You would probably think the county agent would have a large vegetable garden, but to be honest I don’t. We are on the road so much with our daughter’s basketball activities, plus with the daily cattle farm chores, there are not enough hours in the day.

My wife does have several raised bed gardens that to my amazement produced a great deal in 2018. She recently put in her transplants so we will be having fresh vegetables of our own.

Today, I wanted to go over important reminders for your vegetable gardening efforts. I will be sharing information from a UGA publication by my good friend Bob Westerfield, a UGA Extension Horticulturist, and also David Linvill, Chatham County Extension agent.

For starters, site selection is very important. I know many of you already have planted, but keep this in mind if you do not have the success in 2019 that you expected. The area needs to be well-draining and also a place where vegetables will receive eight to 10 hours of sunlight a day. Ideally, the garden site will be close to the home where you will have a good water source for irrigation.
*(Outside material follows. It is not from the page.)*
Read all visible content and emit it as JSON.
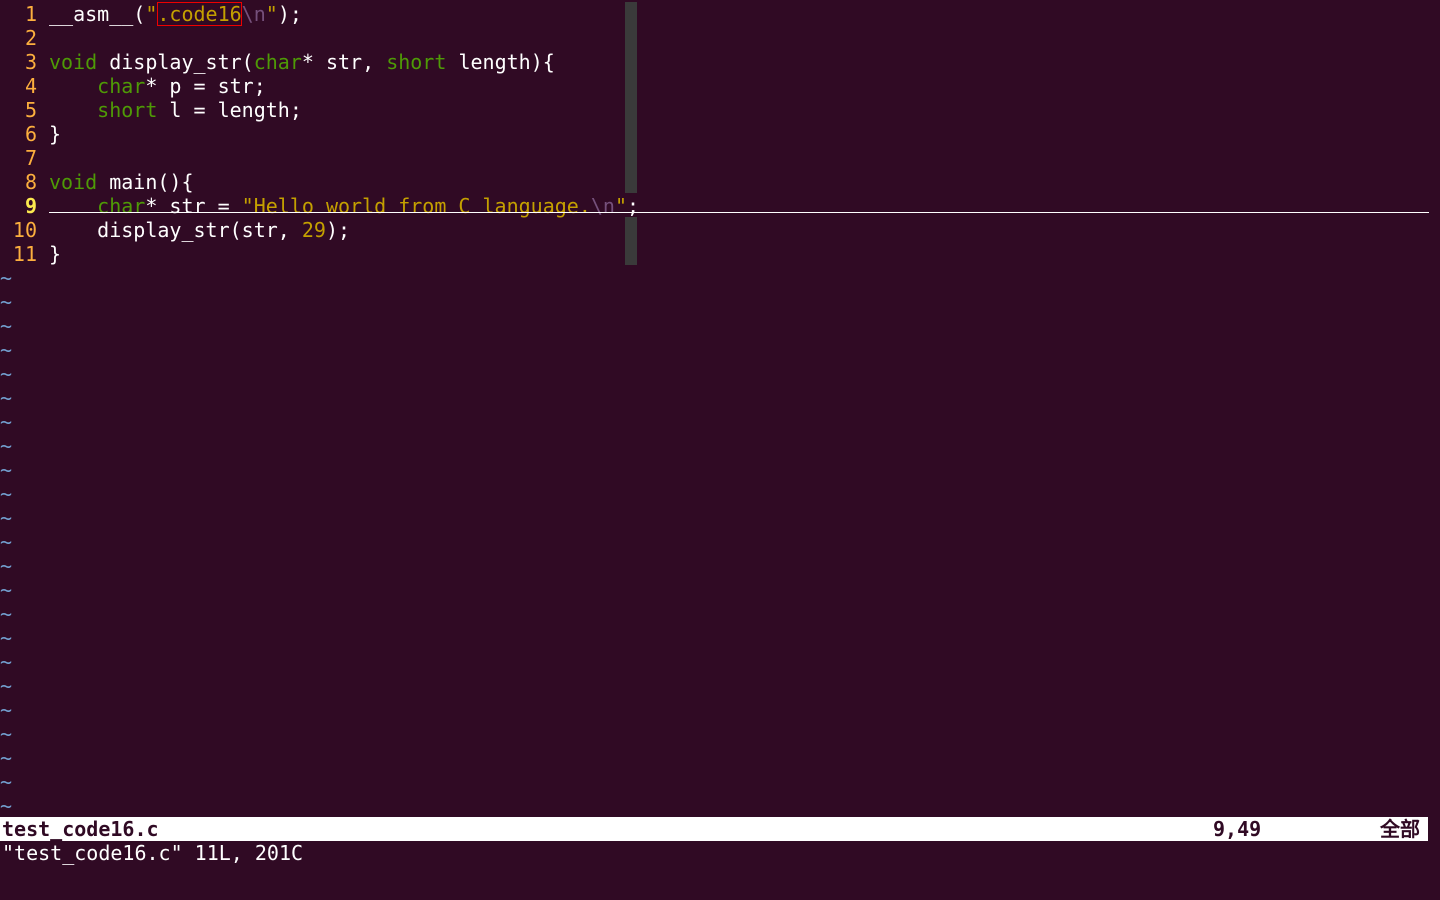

Try pick a site that does not already have an issue with nutsedge or bermuda.

I know I say this all the time, but you really can really benefit from sending a properly taken soil sample to the UGA Soil Test Lab. First, a routine test is very economical at $9. This includes postage. The results you obtain can give you a fertilization plan for the garden and also give you liming recommendations if the soil pH is not in the preferred range. Think of soil testing as a resource.

Again, I know some of you may have a fertilizing and/or liming plan that you use annually. Yes, there are general recommendations that you can find, but a soil test will give you accurate recommendations for the soil that you are working with on your property. Hard to get more accurate than the information a soil test can provide. We can give you sampling directions and let you check out a soil probe.

Another reminder in vegetable gardening is to make a plan. It is suggested to plan your garden out before ordering seed. If the area is small, try to select those crops that you like best and try to select compact dwarf varieties that will give an adequate supply on a few plants. It is suggested to plan to use the space continuously by planting another in season crop after the last harvest is complete. Westerfield and Linvill suggest to plant your tall growing plants together on the north or west side of the spot so the tall plants do not shade the lower growing vegetable plants.

You should make a map and keep it up-to-date so it can be used for rotation decisions in the garden. Also, plan for space between rows in order for you to walk down the rows for harvesting or other gardening activities. Mulch can be your best friend in a vegetable garden. A mulch material such as straw, leaves, compost or pine straw can be a benefit. Mulch can help by assisting in the conserving of soil moisture, reducing weed problems and limiting the need for cultivation.

You need to apply enough mulch so you will have 2 to 4 inches of material after settling. Newspaper can be applied as mulch by placing two to three layers thick around plants. Then place 3 inches of straw or compost on top of the newspaper. Proper watering is also important for gardening success. You need to water the garden often enough to keep a uniform soil moisture.

If we are in a dry period, a good irrigation effort once a week will normally provide adequate soil moisture in heavy soils. A light and sandy soil would need more frequent irrigation efforts. I say this often, but I will say it again. Soaker hoses or drip irrigation can be better because it will keep the foliage dry thus reducing the chance of disease in the garden. Ideally, you want to keep the foliage dry. If you do use a sprinkler, irrigation in the early morning can be better because the foliage can dry off quicker.

Finally, this only covers a few topics in the area of vegetable gardening. Be on the lookout for damaging insects and disease problems. Remember, some insects could be good guys so you need to identify them.

For more information, contact UGA Extension-Gordon County at 706-629-8685 or email Extension Agent Greg Bowman at gbowman@uga.edu.